Check each line of the data below for the string "color", then state how many have it and nothing else.

__________

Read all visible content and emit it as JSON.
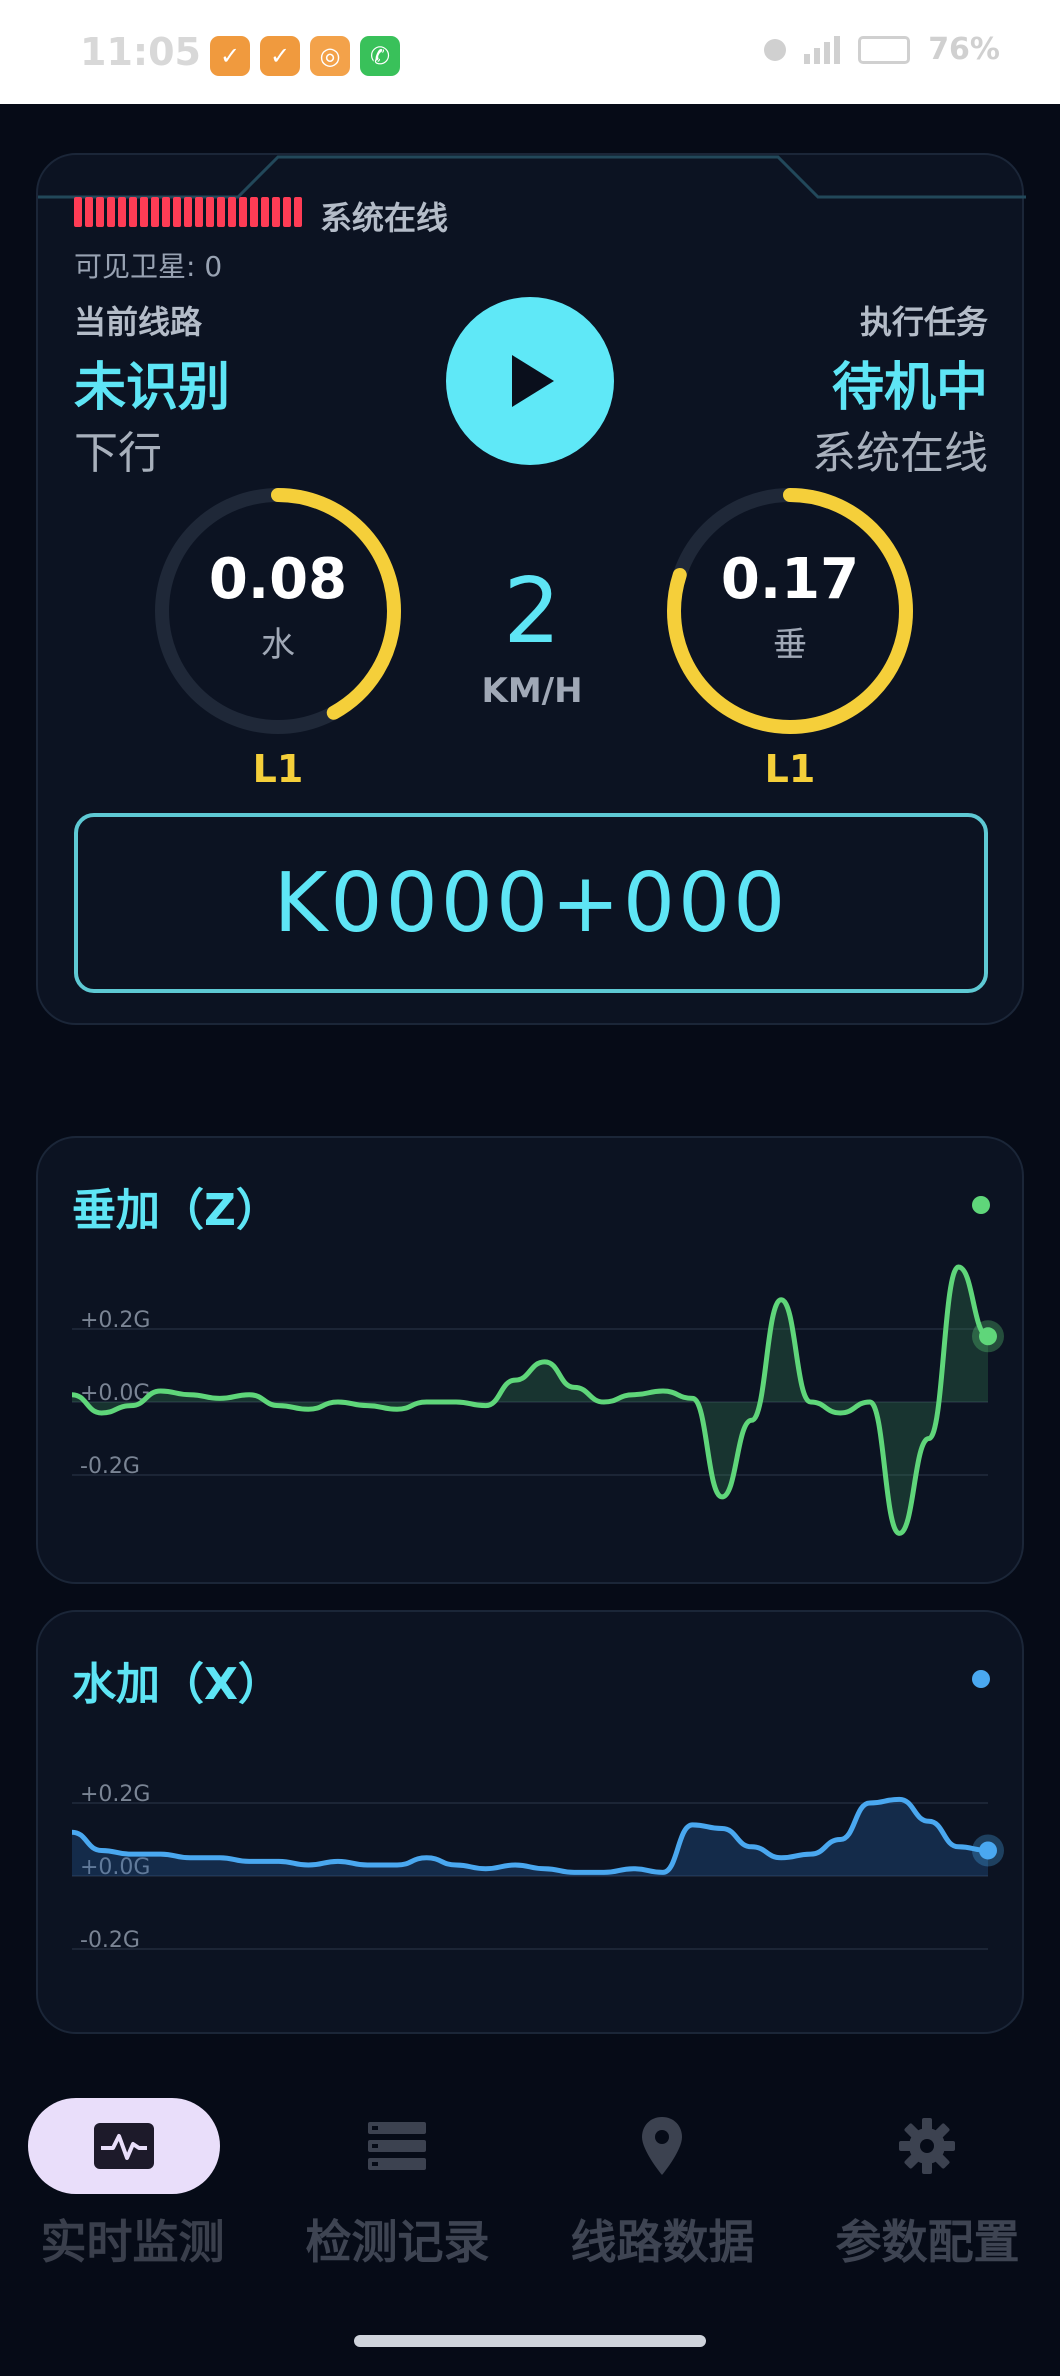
{
  "status_bar": {
    "time": "11:05",
    "battery": "76%",
    "apps": [
      {
        "icon": "app-orange-icon",
        "color": "#f09a3e"
      },
      {
        "icon": "app-orange-icon",
        "color": "#f09a3e"
      },
      {
        "icon": "app-search-icon",
        "color": "#f3a24a"
      },
      {
        "icon": "whatsapp-icon",
        "color": "#39c15a"
      }
    ]
  },
  "header": {
    "system_status": "系统在线",
    "satellites_label": "可见卫星: 0",
    "current_line_title": "当前线路",
    "current_line_value": "未识别",
    "direction": "下行",
    "task_title": "执行任务",
    "task_value": "待机中",
    "task_status": "系统在线"
  },
  "gauges": {
    "left": {
      "value": "0.08",
      "label": "水",
      "level": "L1",
      "fill": 0.42
    },
    "right": {
      "value": "0.17",
      "label": "垂",
      "level": "L1",
      "fill": 0.8
    },
    "speed": {
      "value": "2",
      "unit": "KM/H"
    }
  },
  "mileage": "K0000+000",
  "charts": {
    "vertical": {
      "title": "垂加（Z）",
      "color": "#5fd67a"
    },
    "horizontal": {
      "title": "水加（X）",
      "color": "#4aa8f0"
    }
  },
  "chart_data": [
    {
      "type": "line",
      "title": "垂加（Z）",
      "ytick_labels": [
        "+0.2G",
        "+0.0G",
        "-0.2G"
      ],
      "ylim": [
        -0.4,
        0.4
      ],
      "values": [
        0.02,
        -0.03,
        -0.01,
        0.03,
        0.02,
        0.01,
        0.02,
        -0.01,
        -0.02,
        0.0,
        -0.01,
        -0.02,
        0.0,
        0.0,
        -0.01,
        0.06,
        0.11,
        0.04,
        0.0,
        0.02,
        0.03,
        0.01,
        -0.26,
        -0.05,
        0.28,
        0.0,
        -0.03,
        0.0,
        -0.36,
        -0.1,
        0.37,
        0.18
      ]
    },
    {
      "type": "line",
      "title": "水加（X）",
      "ytick_labels": [
        "+0.2G",
        "+0.0G",
        "-0.2G"
      ],
      "ylim": [
        -0.4,
        0.4
      ],
      "values": [
        0.12,
        0.07,
        0.06,
        0.06,
        0.05,
        0.05,
        0.04,
        0.04,
        0.03,
        0.04,
        0.03,
        0.03,
        0.05,
        0.03,
        0.02,
        0.03,
        0.02,
        0.01,
        0.01,
        0.02,
        0.01,
        0.14,
        0.13,
        0.08,
        0.05,
        0.06,
        0.1,
        0.2,
        0.21,
        0.15,
        0.08,
        0.07
      ]
    }
  ],
  "nav": [
    {
      "label": "实时监测",
      "icon": "pulse-monitor-icon",
      "active": true
    },
    {
      "label": "检测记录",
      "icon": "list-records-icon",
      "active": false
    },
    {
      "label": "线路数据",
      "icon": "location-pin-icon",
      "active": false
    },
    {
      "label": "参数配置",
      "icon": "gear-icon",
      "active": false
    }
  ]
}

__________

(Result) 6